◆ **Work order**: Going through the data below, please show each line containing the string "中国标准时间".
START Provided information
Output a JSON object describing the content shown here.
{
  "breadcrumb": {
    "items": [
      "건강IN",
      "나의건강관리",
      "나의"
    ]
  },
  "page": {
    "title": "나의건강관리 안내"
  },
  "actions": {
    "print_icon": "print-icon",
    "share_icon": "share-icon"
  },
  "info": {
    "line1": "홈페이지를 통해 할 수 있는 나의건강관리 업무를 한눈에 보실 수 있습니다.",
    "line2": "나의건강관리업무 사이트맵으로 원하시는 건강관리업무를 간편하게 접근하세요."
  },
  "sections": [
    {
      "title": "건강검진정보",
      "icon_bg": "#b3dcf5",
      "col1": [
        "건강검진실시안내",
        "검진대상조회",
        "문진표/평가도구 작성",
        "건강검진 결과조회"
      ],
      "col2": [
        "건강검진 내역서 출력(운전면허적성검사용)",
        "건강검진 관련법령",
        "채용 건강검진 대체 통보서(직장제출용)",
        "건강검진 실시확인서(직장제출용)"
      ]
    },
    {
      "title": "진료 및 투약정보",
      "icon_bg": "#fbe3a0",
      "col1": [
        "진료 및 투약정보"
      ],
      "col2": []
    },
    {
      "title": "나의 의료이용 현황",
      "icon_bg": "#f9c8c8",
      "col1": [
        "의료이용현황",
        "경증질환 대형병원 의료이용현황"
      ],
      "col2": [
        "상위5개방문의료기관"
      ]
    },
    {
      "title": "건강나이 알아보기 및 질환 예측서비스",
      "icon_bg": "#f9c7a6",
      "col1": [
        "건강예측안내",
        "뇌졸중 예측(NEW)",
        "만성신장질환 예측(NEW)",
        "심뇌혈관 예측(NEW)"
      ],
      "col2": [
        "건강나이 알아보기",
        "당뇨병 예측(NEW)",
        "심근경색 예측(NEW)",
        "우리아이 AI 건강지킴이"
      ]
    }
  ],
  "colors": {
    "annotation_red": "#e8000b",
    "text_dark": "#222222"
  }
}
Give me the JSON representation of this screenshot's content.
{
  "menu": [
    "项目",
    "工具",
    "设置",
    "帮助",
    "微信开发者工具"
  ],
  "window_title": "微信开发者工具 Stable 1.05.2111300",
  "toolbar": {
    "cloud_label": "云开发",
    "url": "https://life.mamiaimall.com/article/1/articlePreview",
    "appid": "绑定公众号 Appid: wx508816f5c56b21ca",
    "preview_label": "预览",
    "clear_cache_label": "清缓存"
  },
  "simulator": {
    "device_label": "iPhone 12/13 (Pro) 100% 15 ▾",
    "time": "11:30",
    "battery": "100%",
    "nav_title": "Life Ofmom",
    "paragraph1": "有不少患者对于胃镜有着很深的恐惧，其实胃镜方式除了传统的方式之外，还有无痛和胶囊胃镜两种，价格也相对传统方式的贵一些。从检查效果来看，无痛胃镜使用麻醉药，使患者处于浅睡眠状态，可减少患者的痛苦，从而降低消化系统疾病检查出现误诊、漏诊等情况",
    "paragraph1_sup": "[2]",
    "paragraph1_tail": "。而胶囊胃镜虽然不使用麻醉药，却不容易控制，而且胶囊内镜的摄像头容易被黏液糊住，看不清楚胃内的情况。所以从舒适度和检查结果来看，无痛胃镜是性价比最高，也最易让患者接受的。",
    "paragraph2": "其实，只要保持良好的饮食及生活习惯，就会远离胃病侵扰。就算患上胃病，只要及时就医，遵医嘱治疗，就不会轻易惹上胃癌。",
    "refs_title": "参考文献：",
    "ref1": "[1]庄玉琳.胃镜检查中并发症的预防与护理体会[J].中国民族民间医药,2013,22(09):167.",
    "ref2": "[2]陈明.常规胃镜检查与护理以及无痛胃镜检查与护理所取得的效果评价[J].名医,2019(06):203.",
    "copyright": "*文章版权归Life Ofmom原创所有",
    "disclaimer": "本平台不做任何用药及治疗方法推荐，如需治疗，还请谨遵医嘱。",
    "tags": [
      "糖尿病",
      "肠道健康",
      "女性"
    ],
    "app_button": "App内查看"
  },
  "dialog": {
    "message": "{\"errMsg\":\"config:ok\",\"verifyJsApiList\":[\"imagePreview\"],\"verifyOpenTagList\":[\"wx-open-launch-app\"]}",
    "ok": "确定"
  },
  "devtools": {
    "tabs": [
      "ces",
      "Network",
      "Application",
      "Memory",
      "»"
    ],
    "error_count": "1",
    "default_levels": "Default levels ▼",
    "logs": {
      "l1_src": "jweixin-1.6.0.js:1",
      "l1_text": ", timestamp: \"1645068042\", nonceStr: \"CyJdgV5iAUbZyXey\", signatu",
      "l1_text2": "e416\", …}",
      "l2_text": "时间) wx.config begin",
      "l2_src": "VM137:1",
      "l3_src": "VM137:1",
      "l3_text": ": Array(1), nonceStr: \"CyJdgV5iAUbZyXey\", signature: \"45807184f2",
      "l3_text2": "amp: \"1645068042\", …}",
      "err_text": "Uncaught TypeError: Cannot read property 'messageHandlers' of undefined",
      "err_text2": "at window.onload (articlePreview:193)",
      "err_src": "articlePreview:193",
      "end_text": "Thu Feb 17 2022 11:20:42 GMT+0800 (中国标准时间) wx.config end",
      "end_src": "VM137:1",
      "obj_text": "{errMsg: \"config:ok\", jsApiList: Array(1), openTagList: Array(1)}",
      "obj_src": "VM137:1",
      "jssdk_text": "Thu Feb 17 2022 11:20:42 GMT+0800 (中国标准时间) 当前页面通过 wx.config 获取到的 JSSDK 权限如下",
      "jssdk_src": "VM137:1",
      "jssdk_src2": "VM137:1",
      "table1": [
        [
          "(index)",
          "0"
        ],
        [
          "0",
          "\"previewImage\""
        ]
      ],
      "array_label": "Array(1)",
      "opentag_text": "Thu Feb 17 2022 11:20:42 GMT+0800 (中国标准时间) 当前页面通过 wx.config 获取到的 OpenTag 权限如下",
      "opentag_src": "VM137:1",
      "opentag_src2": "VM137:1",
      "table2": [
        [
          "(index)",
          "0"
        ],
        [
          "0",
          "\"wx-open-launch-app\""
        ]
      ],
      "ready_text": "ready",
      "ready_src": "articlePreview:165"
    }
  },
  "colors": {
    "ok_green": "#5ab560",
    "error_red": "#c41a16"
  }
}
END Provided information
◆ **Worked solution**:
      "end_text": "Thu Feb 17 2022 11:20:42 GMT+0800 (中国标准时间) wx.config end",
      "jssdk_text": "Thu Feb 17 2022 11:20:42 GMT+0800 (中国标准时间) 当前页面通过 wx.config 获取到的 JSSDK 权限如下",
      "opentag_text": "Thu Feb 17 2022 11:20:42 GMT+0800 (中国标准时间) 当前页面通过 wx.config 获取到的 OpenTag 权限如下",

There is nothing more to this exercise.